Wednesday, January 03, 2007


On Tuesday, America eulogized a former president. Also on Tuesday, New Orleans buried a Duchess.

I took my Darling Wife and Precious Daughter to the funeral home to pay our respects to Betty Owens Assunto, the last member of the Dukes of Dixieland, who passed away on December 26, 2006. It was a large and friendly gathering of family, friends and colleagues of the music business.

Betty Owens Assunto

The Dukes were a raucous jazz ensemble that conquered Bourbon Street and then rocketed to national fame in the 1950's. They sold more than a million records and toured almost non-stop well into the 60's.

Already a popular singer at age 15, Betty Owens joined the Dukes of Dixieland in 1949 and was quickly nicknamed "Duchess." She later married trombone-player Freddie Assunto at Mater Dolorosa Church on Carrollton Avenue with Pete Fountain as one of the groomsmen. The Dukes were a genuine family band which included brothers Frank and Freddie, their father, Papa Jac, and of course, Betty.
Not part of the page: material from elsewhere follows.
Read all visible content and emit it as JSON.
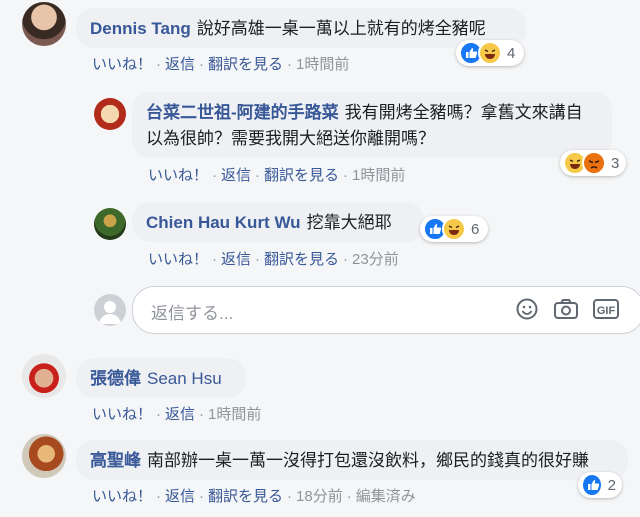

Since modern music is dominated by rock and rap, most people under the age of 50 don't know much about Jazz and Dixieland other than Louis Armstrong singing "What a Wonderful World." But before Les Paul and Leo Fender electrified the guitar, loud horn players ruled the music world. Before rock'n'roll captured the spirit of restless youth, Jazz released the tormented souls of generations. And before rap was assailed as the bad-boy of music, Dixieland was the music of choice for those looking to party.

Detail of a Dukes of Dixieland record
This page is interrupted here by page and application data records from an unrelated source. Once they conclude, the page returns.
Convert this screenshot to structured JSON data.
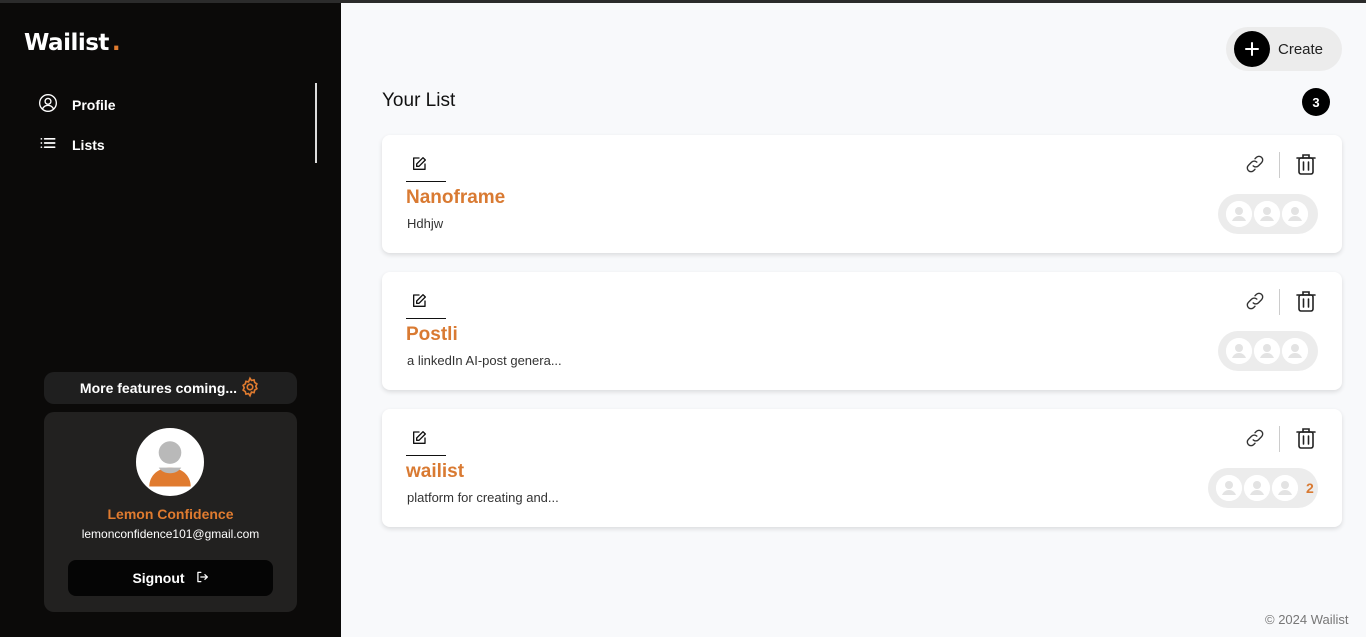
{
  "brand": {
    "name": "Wailist",
    "dot": "."
  },
  "sidebar": {
    "items": [
      {
        "label": "Profile",
        "icon": "user-circle-icon"
      },
      {
        "label": "Lists",
        "icon": "list-icon"
      }
    ],
    "features_label": "More features coming...",
    "user": {
      "name": "Lemon Confidence",
      "email": "lemonconfidence101@gmail.com"
    },
    "signout_label": "Signout"
  },
  "header": {
    "create_label": "Create"
  },
  "main": {
    "title": "Your List",
    "count": "3",
    "cards": [
      {
        "title": "Nanoframe",
        "description": "Hdhjw",
        "subscriber_count": ""
      },
      {
        "title": "Postli",
        "description": "a linkedIn AI-post genera...",
        "subscriber_count": ""
      },
      {
        "title": "wailist",
        "description": "platform for creating and...",
        "subscriber_count": "2"
      }
    ]
  },
  "footer": {
    "text": "© 2024 Wailist"
  },
  "colors": {
    "accent": "#d97a32",
    "sidebar_bg": "#0b0a09",
    "page_bg": "#f8f9fb"
  }
}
And the Dukes of Dixieland ruled the genre. To underscore this point, here are just a few of their achievements as recorded on the Dukes' official web page:
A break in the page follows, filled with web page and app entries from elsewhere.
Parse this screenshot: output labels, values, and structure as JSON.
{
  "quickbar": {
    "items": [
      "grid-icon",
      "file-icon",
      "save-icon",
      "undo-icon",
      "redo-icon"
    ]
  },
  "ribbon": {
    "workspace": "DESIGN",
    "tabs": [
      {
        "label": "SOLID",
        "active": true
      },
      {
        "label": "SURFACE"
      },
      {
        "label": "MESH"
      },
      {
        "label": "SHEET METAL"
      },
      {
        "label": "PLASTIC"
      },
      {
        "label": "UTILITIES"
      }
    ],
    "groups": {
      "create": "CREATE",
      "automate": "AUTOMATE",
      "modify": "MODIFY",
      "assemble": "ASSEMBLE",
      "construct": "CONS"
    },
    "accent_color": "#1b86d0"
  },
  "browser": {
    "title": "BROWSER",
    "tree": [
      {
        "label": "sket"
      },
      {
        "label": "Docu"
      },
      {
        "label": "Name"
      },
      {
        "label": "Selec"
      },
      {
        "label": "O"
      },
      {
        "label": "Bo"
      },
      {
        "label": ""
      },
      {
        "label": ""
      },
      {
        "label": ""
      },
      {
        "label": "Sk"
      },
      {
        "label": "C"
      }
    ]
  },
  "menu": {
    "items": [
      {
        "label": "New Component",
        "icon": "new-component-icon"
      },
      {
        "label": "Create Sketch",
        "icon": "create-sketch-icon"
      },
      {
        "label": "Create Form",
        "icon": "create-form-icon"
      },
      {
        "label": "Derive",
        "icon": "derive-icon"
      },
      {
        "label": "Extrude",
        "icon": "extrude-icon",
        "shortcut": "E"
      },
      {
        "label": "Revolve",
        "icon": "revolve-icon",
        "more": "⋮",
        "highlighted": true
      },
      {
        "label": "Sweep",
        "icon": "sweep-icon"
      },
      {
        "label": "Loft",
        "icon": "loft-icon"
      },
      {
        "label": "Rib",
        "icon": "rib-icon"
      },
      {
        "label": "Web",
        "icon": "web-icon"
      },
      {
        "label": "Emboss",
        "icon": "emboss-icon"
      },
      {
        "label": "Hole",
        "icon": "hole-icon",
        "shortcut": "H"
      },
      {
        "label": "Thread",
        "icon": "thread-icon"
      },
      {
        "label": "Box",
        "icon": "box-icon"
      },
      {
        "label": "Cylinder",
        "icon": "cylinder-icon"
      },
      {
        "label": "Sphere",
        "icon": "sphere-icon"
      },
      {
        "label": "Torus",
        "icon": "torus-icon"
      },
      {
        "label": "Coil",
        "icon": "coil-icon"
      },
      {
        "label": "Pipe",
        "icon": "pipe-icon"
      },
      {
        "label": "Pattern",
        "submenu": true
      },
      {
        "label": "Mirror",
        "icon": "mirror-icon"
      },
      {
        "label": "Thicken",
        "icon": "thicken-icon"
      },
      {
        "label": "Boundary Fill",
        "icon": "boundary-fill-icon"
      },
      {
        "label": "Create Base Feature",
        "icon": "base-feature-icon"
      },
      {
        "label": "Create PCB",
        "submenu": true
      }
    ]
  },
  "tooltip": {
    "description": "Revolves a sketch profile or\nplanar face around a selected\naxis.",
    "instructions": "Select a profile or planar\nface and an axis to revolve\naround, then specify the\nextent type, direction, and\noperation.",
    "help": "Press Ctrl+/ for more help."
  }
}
* The Dukes headlined in Las Vegas for 64 weeks starting in 1956, then went to Chicago for 16 more weeks of popular shows.

* By 1959, they had recorded 9 albums with combined worldwide sales of over 1 million.

* The Dukes appeared on the Ed Sullivan show 3 times in 1959.

* They appeared on national television numerous times during the 50's and 60's, including: Timex Jazz Hour, the Pat Boone Show, Bell Telephone Hour, Jimmy Rogers Show, Kate Smith TV program, The Tonight Show, Mike Douglas, the Jimmy Dean Show, The Edie Adams Show, Steve Allen, and the Dean Martin Show.

Album cover

* They performed at Carnegie Hall to a sellout crowd.

* The Dukes had two albums reach the top ten of Billboard’s Pop Albums chart, first in 1958 and again in 1962.

* Walt Disney brought the Dukes to Disneyland in 1962 as part of the annual "Dixieland in Disneyland" concerts. The live recording of their show became a popular album, available today on CD.

Although the arrival of rock'n'roll probably put a dent in their record sales, the reputation of the Dukes of Dixieland as a wild live act kept them in popular demand in Las Vegas, Los Angeles and New York well into the 1960's. The band didn't slow down until the untimely death of Freddie Assunto in 1966. Brother Frank followed in 1974, and Papa Jac passed away in 1985.

A Dukes album from Japan

After the death of her husband, the Duchess all but left music for good as she raised her three children in New Orleans. But thanks to their many recordings, we can still enjoy the joyful noises of the Dukes of Dixieland and the sweet tones of Betty Assunto on dozens of vinyl records and a few CDs.

Unfortunately there is an entirely different group of musicians currently performing and recording under the Dukes of Dixieland name. The Assunto family is trying to put a stop to it, but it's been a long legal mess. I encourage anyone shopping for authentic Dukes music to look for the names of the real Dukes--the Assunto family of Freddie, Frank, Papa Jac, and Betty--before making any purchases.

Betty left behind two sisters, three children, three grandchildren, and countless friends and fans around the world.


Jean Lafitte said...

Tim, it's more appropriate than you know that the first label photo you posted was of the Audio Fidelity record label. The thing that boosted them to national fame was that the owner of this label was looking for something to demonstrate how the new record technology, high fidelity on vinyl at 33rpm, was so superior to 78s. The punchy brassy sound of the Dukes was perfect.

I know from talking to guys who were around at the time that many budding audiophiles coast to coast, thrilled at the new HiFi technology, wanted demo discs to show off their new systems. The first Dukes LP was a huge hit. Hordes of guys, even those who hated jazz, would get their friends over to play the record and say, "Yeah, the music is crap, but listen to that sound!!

And a lot of those friends listened, and started thinking, hey, this stuff is pretty good.

Unintended consequenses, as always.......

Anonymous said...

As usual, you write beautifully about life, beautiful and otherwise. Thanks!
Jane, used to be across the street

ashley said...


Great post.

Anonymous said...

She must be related to Sleepybomb over at the Wreck Room, right, maybe even his mom? He just got moved back to New Orleans, by the way. Very nice post, as always.

Tim said...

Yes, that's his mom. He posted a nice blog about it at: